When the cars stopped, the boys went back to their work. Hadi could still hear Malek begging the people, but his voice sounded happy, not miserable, even though he was now telling everyone that he had brothers and sisters who were hungry.

Hadi did manage to sell one package of gum. But when he turned to see how Malek was doing, he saw the boy step away from a car just as a scooter buzzed down the street between the lanes.

“Malek!” he shouted. “Watch out!”

Malek jumped back as the scooter shot by, missing him by only inches.

Hadi hurried to him. “I should have told you that,” he said. “Never step out from the cars without looking. Scooters and motorcycles don’t stay in lanes.”

But Malek didn’t seem fazed at all. “People in this country pay no attention to traffic laws, and the police don’t seem to care,” he said.

“There’s a policeman on this corner sometimes—a man named Samir—and he blows his whistle and yells at people, but they pay no attention. He has no way to stop them and they know it.”

Malek was laughing again. “Well, that was a close one,” he said. “Thanks for looking out for me.”

But Hadi didn’t like that. He wasn’t looking out for the boy. They weren’t partners. They were just working on the same corner.

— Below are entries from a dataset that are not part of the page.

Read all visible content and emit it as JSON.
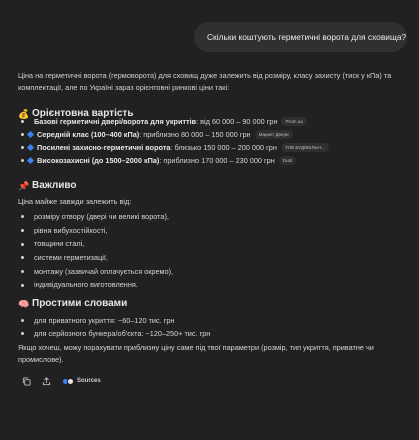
{
  "chat": {
    "user_message": "Скільки коштують герметичні ворота для сховища?"
  },
  "answer": {
    "intro": "Ціна на герметичні ворота (гермоворота) для сховищ дуже залежить від розміру, класу захисту (тиск у кПа) та комплектації, але по Україні зараз орієнтовні ринкові ціни такі:",
    "section1": {
      "emoji": "💰",
      "title": "Орієнтовна вартість",
      "items": [
        {
          "bold": "Базові герметичні двері/ворота для укриттів",
          "text": ": від 60 000 – 90 000 грн",
          "source": "Prom.ua",
          "bullet": "dot"
        },
        {
          "bold": "Середній клас (100–400 кПа)",
          "text": ": приблизно 80 000 – 150 000 грн",
          "source": "Маркет Двери",
          "bullet": "diamond"
        },
        {
          "bold": "Посилені захисно-герметичні ворота",
          "text": ": близько 150 000 – 200 000 грн",
          "source": "ТОВ БУДІВЕЛЬН...",
          "bullet": "diamond"
        },
        {
          "bold": "Високозахисні (до 1500–2000 кПа)",
          "text": ": приблизно 170 000 – 230 000 грн",
          "source": "Dust",
          "bullet": "diamond"
        }
      ]
    },
    "section2": {
      "emoji": "📌",
      "title": "Важливо",
      "lead": "Ціна майже завжди залежить від:",
      "items": [
        "розміру отвору (двері чи великі ворота),",
        "рівня вибухостійкості,",
        "товщини сталі,",
        "системи герметизації,",
        "монтажу (зазвичай оплачується окремо),",
        "індивідуального виготовлення."
      ]
    },
    "section3": {
      "emoji": "🧠",
      "title": "Простими словами",
      "items": [
        "для приватного укриття: ~60–120 тис. грн",
        "для серйозного бункера/об'єкта: ~120–250+ тис. грн"
      ]
    },
    "outro": "Якщо хочеш, можу порахувати приблизну ціну саме під твої параметри (розмір, тип укриття, приватне чи промислове)."
  },
  "actions": {
    "copy_icon": "copy-icon",
    "share_icon": "share-icon",
    "sources_label": "Sources",
    "source_colors": [
      "#3b82f6",
      "#e5e5e5"
    ]
  }
}
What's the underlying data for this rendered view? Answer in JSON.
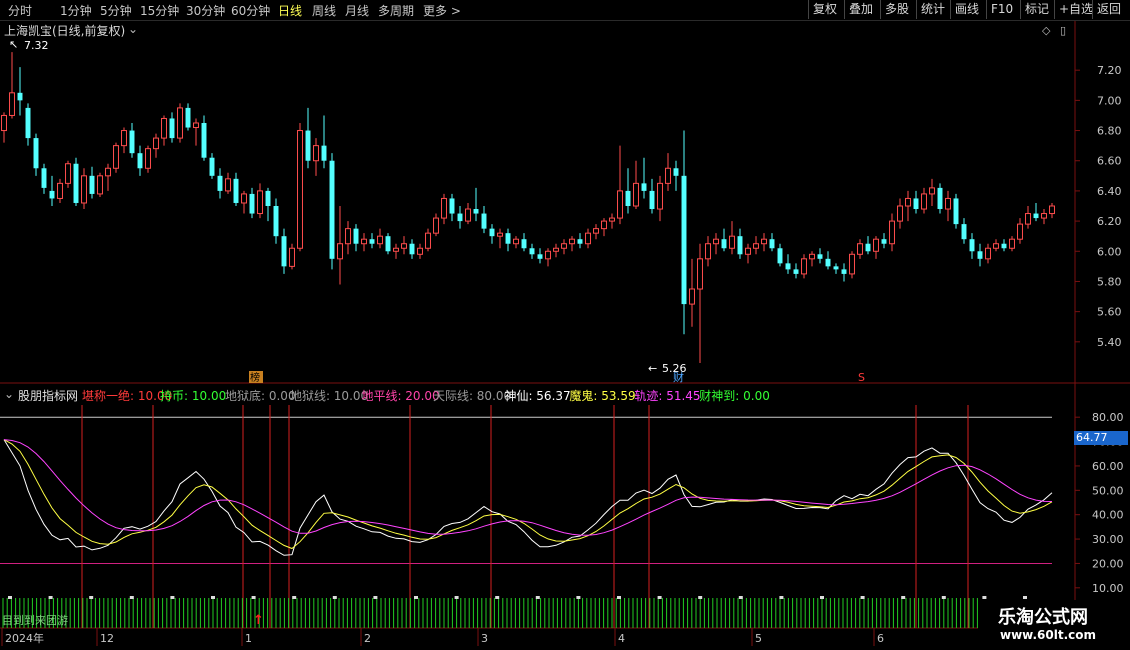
{
  "toolbar": {
    "periods": [
      "分时",
      "1分钟",
      "5分钟",
      "15分钟",
      "30分钟",
      "60分钟",
      "日线",
      "周线",
      "月线",
      "多周期",
      "更多 >"
    ],
    "active_period": "日线",
    "right_buttons": [
      "复权",
      "叠加",
      "多股",
      "统计",
      "画线",
      "F10",
      "标记",
      "+自选",
      "返回"
    ]
  },
  "chart_header": {
    "stock_title": "上海凯宝(日线,前复权)",
    "dropdown_icon": "chevron-down-icon"
  },
  "price_axis": [
    "7.20",
    "7.00",
    "6.80",
    "6.60",
    "6.40",
    "6.20",
    "6.00",
    "5.80",
    "5.60",
    "5.40"
  ],
  "annotations": {
    "high_label": "7.32",
    "low_label": "5.26",
    "tag_bang": "榜",
    "tag_cai": "财",
    "tag_s": "S"
  },
  "indicator": {
    "name": "股朋指标网",
    "items": [
      {
        "label": "堪称一绝:",
        "value": "10.00",
        "color": "#ff3a3a"
      },
      {
        "label": "持币:",
        "value": "10.00",
        "color": "#33ff33"
      },
      {
        "label": "地狱底:",
        "value": "0.00",
        "color": "#9a9a9a"
      },
      {
        "label": "地狱线:",
        "value": "10.00",
        "color": "#9a9a9a"
      },
      {
        "label": "地平线:",
        "value": "20.00",
        "color": "#ff44aa"
      },
      {
        "label": "天际线:",
        "value": "80.00",
        "color": "#9a9a9a"
      },
      {
        "label": "神仙:",
        "value": "56.37",
        "color": "#ffffff"
      },
      {
        "label": "魔鬼:",
        "value": "53.59",
        "color": "#ffff44"
      },
      {
        "label": "轨迹:",
        "value": "51.45",
        "color": "#ff44ff"
      },
      {
        "label": "财神到:",
        "value": "0.00",
        "color": "#33ff33"
      }
    ],
    "current_value": "64.77",
    "bottom_text": "目到到来团游"
  },
  "indicator_axis": [
    "80.00",
    "70.00",
    "60.00",
    "50.00",
    "40.00",
    "30.00",
    "20.00",
    "10.00"
  ],
  "date_axis": [
    {
      "label": "2024年"
    },
    {
      "label": "12"
    },
    {
      "label": "1"
    },
    {
      "label": "2"
    },
    {
      "label": "3"
    },
    {
      "label": "4"
    },
    {
      "label": "5"
    },
    {
      "label": "6"
    }
  ],
  "watermark": {
    "line1": "乐淘公式网",
    "line2": "www.60lt.com"
  },
  "colors": {
    "up": "#ff4d4d",
    "down": "#54ffff",
    "active": "#ffff55",
    "signal": "#d42020"
  },
  "chart_data": {
    "type": "candlestick",
    "ylim": [
      5.2,
      7.4
    ],
    "ohlc": [
      [
        6.8,
        6.92,
        6.72,
        6.9
      ],
      [
        6.9,
        7.32,
        6.88,
        7.05
      ],
      [
        7.05,
        7.22,
        6.9,
        7.0
      ],
      [
        6.95,
        6.98,
        6.7,
        6.75
      ],
      [
        6.75,
        6.78,
        6.5,
        6.55
      ],
      [
        6.55,
        6.58,
        6.38,
        6.42
      ],
      [
        6.4,
        6.5,
        6.3,
        6.35
      ],
      [
        6.35,
        6.48,
        6.32,
        6.45
      ],
      [
        6.45,
        6.6,
        6.42,
        6.58
      ],
      [
        6.58,
        6.62,
        6.3,
        6.32
      ],
      [
        6.32,
        6.55,
        6.28,
        6.5
      ],
      [
        6.5,
        6.56,
        6.35,
        6.38
      ],
      [
        6.38,
        6.52,
        6.36,
        6.5
      ],
      [
        6.5,
        6.58,
        6.4,
        6.55
      ],
      [
        6.55,
        6.72,
        6.52,
        6.7
      ],
      [
        6.7,
        6.82,
        6.65,
        6.8
      ],
      [
        6.8,
        6.85,
        6.62,
        6.65
      ],
      [
        6.65,
        6.7,
        6.5,
        6.55
      ],
      [
        6.55,
        6.7,
        6.52,
        6.68
      ],
      [
        6.68,
        6.78,
        6.62,
        6.75
      ],
      [
        6.75,
        6.9,
        6.7,
        6.88
      ],
      [
        6.88,
        6.92,
        6.72,
        6.75
      ],
      [
        6.75,
        6.98,
        6.72,
        6.95
      ],
      [
        6.95,
        6.98,
        6.8,
        6.82
      ],
      [
        6.82,
        6.88,
        6.7,
        6.85
      ],
      [
        6.85,
        6.9,
        6.6,
        6.62
      ],
      [
        6.62,
        6.65,
        6.48,
        6.5
      ],
      [
        6.5,
        6.55,
        6.35,
        6.4
      ],
      [
        6.4,
        6.52,
        6.38,
        6.48
      ],
      [
        6.48,
        6.52,
        6.3,
        6.32
      ],
      [
        6.32,
        6.4,
        6.25,
        6.38
      ],
      [
        6.38,
        6.42,
        6.22,
        6.25
      ],
      [
        6.25,
        6.45,
        6.22,
        6.4
      ],
      [
        6.4,
        6.42,
        6.2,
        6.3
      ],
      [
        6.3,
        6.35,
        6.05,
        6.1
      ],
      [
        6.1,
        6.15,
        5.85,
        5.9
      ],
      [
        5.9,
        6.05,
        5.88,
        6.02
      ],
      [
        6.02,
        6.85,
        6.0,
        6.8
      ],
      [
        6.8,
        6.95,
        6.55,
        6.6
      ],
      [
        6.6,
        6.75,
        6.5,
        6.7
      ],
      [
        6.7,
        6.9,
        6.55,
        6.6
      ],
      [
        6.6,
        6.65,
        5.88,
        5.95
      ],
      [
        5.95,
        6.3,
        5.78,
        6.05
      ],
      [
        6.05,
        6.2,
        5.98,
        6.15
      ],
      [
        6.15,
        6.18,
        6.0,
        6.05
      ],
      [
        6.05,
        6.12,
        6.0,
        6.08
      ],
      [
        6.08,
        6.12,
        6.02,
        6.05
      ],
      [
        6.05,
        6.15,
        6.02,
        6.1
      ],
      [
        6.1,
        6.12,
        5.98,
        6.0
      ],
      [
        6.0,
        6.05,
        5.95,
        6.02
      ],
      [
        6.02,
        6.1,
        5.98,
        6.05
      ],
      [
        6.05,
        6.08,
        5.95,
        5.98
      ],
      [
        5.98,
        6.05,
        5.95,
        6.02
      ],
      [
        6.02,
        6.15,
        6.0,
        6.12
      ],
      [
        6.12,
        6.25,
        6.1,
        6.22
      ],
      [
        6.22,
        6.38,
        6.18,
        6.35
      ],
      [
        6.35,
        6.38,
        6.2,
        6.25
      ],
      [
        6.25,
        6.3,
        6.15,
        6.2
      ],
      [
        6.2,
        6.32,
        6.18,
        6.28
      ],
      [
        6.28,
        6.42,
        6.2,
        6.25
      ],
      [
        6.25,
        6.3,
        6.12,
        6.15
      ],
      [
        6.15,
        6.18,
        6.05,
        6.1
      ],
      [
        6.1,
        6.15,
        6.02,
        6.12
      ],
      [
        6.12,
        6.15,
        6.0,
        6.05
      ],
      [
        6.05,
        6.1,
        6.02,
        6.08
      ],
      [
        6.08,
        6.12,
        6.0,
        6.02
      ],
      [
        6.02,
        6.05,
        5.95,
        5.98
      ],
      [
        5.98,
        6.02,
        5.92,
        5.95
      ],
      [
        5.95,
        6.02,
        5.9,
        6.0
      ],
      [
        6.0,
        6.05,
        5.96,
        6.02
      ],
      [
        6.02,
        6.08,
        5.98,
        6.05
      ],
      [
        6.05,
        6.1,
        6.0,
        6.08
      ],
      [
        6.08,
        6.12,
        6.02,
        6.05
      ],
      [
        6.05,
        6.15,
        6.02,
        6.12
      ],
      [
        6.12,
        6.18,
        6.08,
        6.15
      ],
      [
        6.15,
        6.22,
        6.1,
        6.2
      ],
      [
        6.2,
        6.25,
        6.15,
        6.22
      ],
      [
        6.22,
        6.7,
        6.18,
        6.4
      ],
      [
        6.4,
        6.55,
        6.25,
        6.3
      ],
      [
        6.3,
        6.6,
        6.28,
        6.45
      ],
      [
        6.45,
        6.62,
        6.35,
        6.4
      ],
      [
        6.4,
        6.48,
        6.25,
        6.28
      ],
      [
        6.28,
        6.5,
        6.2,
        6.45
      ],
      [
        6.45,
        6.65,
        6.4,
        6.55
      ],
      [
        6.55,
        6.6,
        6.4,
        6.5
      ],
      [
        6.5,
        6.8,
        5.45,
        5.65
      ],
      [
        5.65,
        5.95,
        5.5,
        5.75
      ],
      [
        5.75,
        6.05,
        5.26,
        5.95
      ],
      [
        5.95,
        6.1,
        5.9,
        6.05
      ],
      [
        6.05,
        6.12,
        5.98,
        6.08
      ],
      [
        6.08,
        6.15,
        6.0,
        6.02
      ],
      [
        6.02,
        6.2,
        5.98,
        6.1
      ],
      [
        6.1,
        6.15,
        5.95,
        5.98
      ],
      [
        5.98,
        6.05,
        5.92,
        6.02
      ],
      [
        6.02,
        6.1,
        5.98,
        6.05
      ],
      [
        6.05,
        6.12,
        6.0,
        6.08
      ],
      [
        6.08,
        6.12,
        6.0,
        6.02
      ],
      [
        6.02,
        6.05,
        5.9,
        5.92
      ],
      [
        5.92,
        5.98,
        5.85,
        5.88
      ],
      [
        5.88,
        5.92,
        5.82,
        5.85
      ],
      [
        5.85,
        5.98,
        5.82,
        5.95
      ],
      [
        5.95,
        6.0,
        5.9,
        5.98
      ],
      [
        5.98,
        6.02,
        5.92,
        5.95
      ],
      [
        5.95,
        6.0,
        5.88,
        5.9
      ],
      [
        5.9,
        5.92,
        5.85,
        5.88
      ],
      [
        5.88,
        5.92,
        5.8,
        5.85
      ],
      [
        5.85,
        6.0,
        5.82,
        5.98
      ],
      [
        5.98,
        6.08,
        5.95,
        6.05
      ],
      [
        6.05,
        6.1,
        5.98,
        6.0
      ],
      [
        6.0,
        6.1,
        5.95,
        6.08
      ],
      [
        6.08,
        6.12,
        6.02,
        6.05
      ],
      [
        6.05,
        6.25,
        6.0,
        6.2
      ],
      [
        6.2,
        6.35,
        6.15,
        6.3
      ],
      [
        6.3,
        6.4,
        6.2,
        6.35
      ],
      [
        6.35,
        6.4,
        6.25,
        6.28
      ],
      [
        6.28,
        6.42,
        6.25,
        6.38
      ],
      [
        6.38,
        6.48,
        6.3,
        6.42
      ],
      [
        6.42,
        6.45,
        6.25,
        6.28
      ],
      [
        6.28,
        6.4,
        6.2,
        6.35
      ],
      [
        6.35,
        6.38,
        6.15,
        6.18
      ],
      [
        6.18,
        6.22,
        6.05,
        6.08
      ],
      [
        6.08,
        6.12,
        5.95,
        6.0
      ],
      [
        6.0,
        6.05,
        5.9,
        5.95
      ],
      [
        5.95,
        6.05,
        5.92,
        6.02
      ],
      [
        6.02,
        6.08,
        6.0,
        6.05
      ],
      [
        6.05,
        6.08,
        6.0,
        6.02
      ],
      [
        6.02,
        6.1,
        6.0,
        6.08
      ],
      [
        6.08,
        6.22,
        6.05,
        6.18
      ],
      [
        6.18,
        6.3,
        6.15,
        6.25
      ],
      [
        6.25,
        6.32,
        6.2,
        6.22
      ],
      [
        6.22,
        6.28,
        6.18,
        6.25
      ],
      [
        6.25,
        6.32,
        6.22,
        6.3
      ]
    ],
    "indicator_series": [
      "神仙",
      "魔鬼",
      "轨迹"
    ],
    "indicator_ylim": [
      5,
      85
    ]
  }
}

And it was still Hadi’s corner.
Photograph by Doug Martin

Dean Hughes is the author of more than eighty books for young readers, including the popular sports series Angel Park All-Stars, the Scrappers series, the Nutty series, the widely acclaimed companion novels Family Pose and Team PictureSearch and Destroy, and Four-Four-Two. His novel Soldier Boys was selected for the 2001 New York Public Library Books for the Teen Age list. Dean Hughes and his wife, Kathleen, have three children and nine grandchildren. They live in Midway, Utah.

More books from this author: Dean Hughes